Distorted ageing stereotypes. The danger of generalisations.

If you believe some pundits, the 65+ cohort are mostly Divorced, Rich, Aged 65+, Overseas Traveller, and Networker i.e. DRAGON’s.

Complete with the nauseating image of an “older couple on a beach”, this article written by a “junior planner” in an advertising agency seeks to redefine the older generation. 0_0_620_http_offlinehbpl.hbpl.co.uk_news_OKM_BabyBoomers-20140221114554386The subhead reads; Baby Boomers are misbehaving, and doing all the things brands didn’t expect them to. Really?

Not so long ago, older people were being stereotyped as spendthrift stay-at-homes who were risk averse, anti social folks who never switched brands. Now we are led to believe that people start behaving in totally uncharacteristic ways in older age.

Despite the ludicrous generalisations, the article does reveal some interesting statistics to support the authors hypothesis;

  • While overall rates of cosmetic surgery have risen 78% in the past 5 years, the 60+ set has seen a rise of 303% for women and 168% for men.
  • UK figures show that more than 13,700 over-60s were granted a divorce in 2009, up 4% in two years. This contrasts with all age groups, where rates fell 11%.
  • Nearly a fifth of all injury claims from sports such as diving, mountaineering and skiing in 2009 were made by Britons aged 70 or over. This compares to just 5% in 2006.
  • 21% of Brits in their 70s were planning three holidays in the next year – rising to 33% among single, part-time employed retirees, which is more than twice the 15% average across all age groups.

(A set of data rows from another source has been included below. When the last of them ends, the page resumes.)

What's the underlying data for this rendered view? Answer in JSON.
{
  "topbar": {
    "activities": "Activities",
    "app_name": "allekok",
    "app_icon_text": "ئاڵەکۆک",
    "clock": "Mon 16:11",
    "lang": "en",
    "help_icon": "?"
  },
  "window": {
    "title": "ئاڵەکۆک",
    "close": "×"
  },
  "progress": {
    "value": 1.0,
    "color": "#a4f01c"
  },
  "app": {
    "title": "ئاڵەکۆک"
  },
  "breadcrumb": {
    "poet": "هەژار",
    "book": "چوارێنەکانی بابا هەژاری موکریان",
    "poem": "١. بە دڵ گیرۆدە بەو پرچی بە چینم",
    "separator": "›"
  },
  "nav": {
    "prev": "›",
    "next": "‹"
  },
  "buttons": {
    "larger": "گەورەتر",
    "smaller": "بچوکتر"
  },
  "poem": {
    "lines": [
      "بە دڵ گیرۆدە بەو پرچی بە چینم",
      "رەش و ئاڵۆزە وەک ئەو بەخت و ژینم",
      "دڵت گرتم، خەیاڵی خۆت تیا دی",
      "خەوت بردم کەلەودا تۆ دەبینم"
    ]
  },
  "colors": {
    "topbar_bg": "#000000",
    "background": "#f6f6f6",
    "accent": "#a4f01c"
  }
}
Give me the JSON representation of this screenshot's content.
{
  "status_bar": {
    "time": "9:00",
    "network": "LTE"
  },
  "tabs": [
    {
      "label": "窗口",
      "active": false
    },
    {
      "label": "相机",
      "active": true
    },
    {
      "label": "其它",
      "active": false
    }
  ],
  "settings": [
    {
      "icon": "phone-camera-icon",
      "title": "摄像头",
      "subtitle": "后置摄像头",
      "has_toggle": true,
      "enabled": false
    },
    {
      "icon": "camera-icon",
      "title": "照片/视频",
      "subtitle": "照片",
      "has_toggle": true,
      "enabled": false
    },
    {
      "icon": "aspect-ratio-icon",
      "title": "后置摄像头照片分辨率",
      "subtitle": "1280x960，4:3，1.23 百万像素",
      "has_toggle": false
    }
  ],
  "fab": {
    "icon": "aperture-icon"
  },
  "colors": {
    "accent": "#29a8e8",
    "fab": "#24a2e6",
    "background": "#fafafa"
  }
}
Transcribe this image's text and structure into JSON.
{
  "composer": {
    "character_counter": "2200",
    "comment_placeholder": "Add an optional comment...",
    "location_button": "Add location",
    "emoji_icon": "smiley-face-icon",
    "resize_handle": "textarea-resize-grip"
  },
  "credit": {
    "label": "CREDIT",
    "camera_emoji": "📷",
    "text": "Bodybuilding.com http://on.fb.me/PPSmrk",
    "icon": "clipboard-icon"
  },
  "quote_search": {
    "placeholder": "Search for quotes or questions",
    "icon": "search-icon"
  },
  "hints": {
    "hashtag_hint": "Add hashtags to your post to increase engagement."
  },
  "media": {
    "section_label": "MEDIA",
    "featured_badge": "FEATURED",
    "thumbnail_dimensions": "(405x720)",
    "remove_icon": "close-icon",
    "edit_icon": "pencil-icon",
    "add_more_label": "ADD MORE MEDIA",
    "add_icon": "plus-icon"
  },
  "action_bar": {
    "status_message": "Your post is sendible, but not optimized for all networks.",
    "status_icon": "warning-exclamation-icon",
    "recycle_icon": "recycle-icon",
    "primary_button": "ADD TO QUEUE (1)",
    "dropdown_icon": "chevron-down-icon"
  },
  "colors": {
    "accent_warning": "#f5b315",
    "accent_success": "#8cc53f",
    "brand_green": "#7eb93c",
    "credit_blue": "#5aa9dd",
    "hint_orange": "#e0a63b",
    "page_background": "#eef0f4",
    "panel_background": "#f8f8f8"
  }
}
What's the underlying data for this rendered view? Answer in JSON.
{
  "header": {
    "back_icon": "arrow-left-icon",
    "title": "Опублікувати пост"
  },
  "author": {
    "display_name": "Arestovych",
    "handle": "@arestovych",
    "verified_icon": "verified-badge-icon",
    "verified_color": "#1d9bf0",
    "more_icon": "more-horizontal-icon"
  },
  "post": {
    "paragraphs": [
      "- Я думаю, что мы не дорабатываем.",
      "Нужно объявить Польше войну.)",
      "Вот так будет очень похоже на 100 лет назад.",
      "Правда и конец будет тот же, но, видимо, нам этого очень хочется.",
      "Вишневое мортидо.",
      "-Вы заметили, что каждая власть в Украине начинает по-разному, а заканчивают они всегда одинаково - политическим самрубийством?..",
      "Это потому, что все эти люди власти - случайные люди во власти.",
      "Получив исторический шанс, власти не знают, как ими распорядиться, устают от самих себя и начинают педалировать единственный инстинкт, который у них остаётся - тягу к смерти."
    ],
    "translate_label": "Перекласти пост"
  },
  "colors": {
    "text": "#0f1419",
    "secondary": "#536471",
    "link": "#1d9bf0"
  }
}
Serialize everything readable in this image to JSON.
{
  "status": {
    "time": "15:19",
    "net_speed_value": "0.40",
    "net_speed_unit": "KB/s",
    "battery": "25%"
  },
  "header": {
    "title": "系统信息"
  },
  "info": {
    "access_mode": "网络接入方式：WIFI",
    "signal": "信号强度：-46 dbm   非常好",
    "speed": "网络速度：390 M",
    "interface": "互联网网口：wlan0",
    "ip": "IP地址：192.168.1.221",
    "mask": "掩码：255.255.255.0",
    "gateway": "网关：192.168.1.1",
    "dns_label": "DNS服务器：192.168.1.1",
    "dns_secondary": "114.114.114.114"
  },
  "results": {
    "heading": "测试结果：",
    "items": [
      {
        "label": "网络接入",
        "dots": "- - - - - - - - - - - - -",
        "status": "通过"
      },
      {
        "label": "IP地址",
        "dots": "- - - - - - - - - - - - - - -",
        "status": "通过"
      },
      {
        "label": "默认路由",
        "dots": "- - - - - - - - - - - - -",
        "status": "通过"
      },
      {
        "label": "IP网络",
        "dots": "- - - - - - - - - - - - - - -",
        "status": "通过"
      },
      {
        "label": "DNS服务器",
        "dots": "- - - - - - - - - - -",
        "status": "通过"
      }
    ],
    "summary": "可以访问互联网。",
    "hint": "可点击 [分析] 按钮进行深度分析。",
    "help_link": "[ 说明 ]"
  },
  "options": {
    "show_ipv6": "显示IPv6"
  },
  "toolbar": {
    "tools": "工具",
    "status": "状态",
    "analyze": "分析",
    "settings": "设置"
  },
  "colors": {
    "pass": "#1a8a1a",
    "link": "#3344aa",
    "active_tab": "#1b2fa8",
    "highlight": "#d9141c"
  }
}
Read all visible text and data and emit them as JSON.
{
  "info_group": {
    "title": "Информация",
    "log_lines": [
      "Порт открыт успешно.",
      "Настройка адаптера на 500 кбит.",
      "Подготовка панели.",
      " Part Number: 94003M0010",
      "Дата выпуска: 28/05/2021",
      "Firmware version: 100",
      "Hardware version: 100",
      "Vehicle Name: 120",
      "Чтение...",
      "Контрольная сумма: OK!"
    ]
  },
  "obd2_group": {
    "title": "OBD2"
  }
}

For each one of these stats, others could be generated that would paint a very different picture of the ageing consumer. That fact is, we don’t change our attitudes much as we age. Our behaviour is more affected by the physical changes we experience.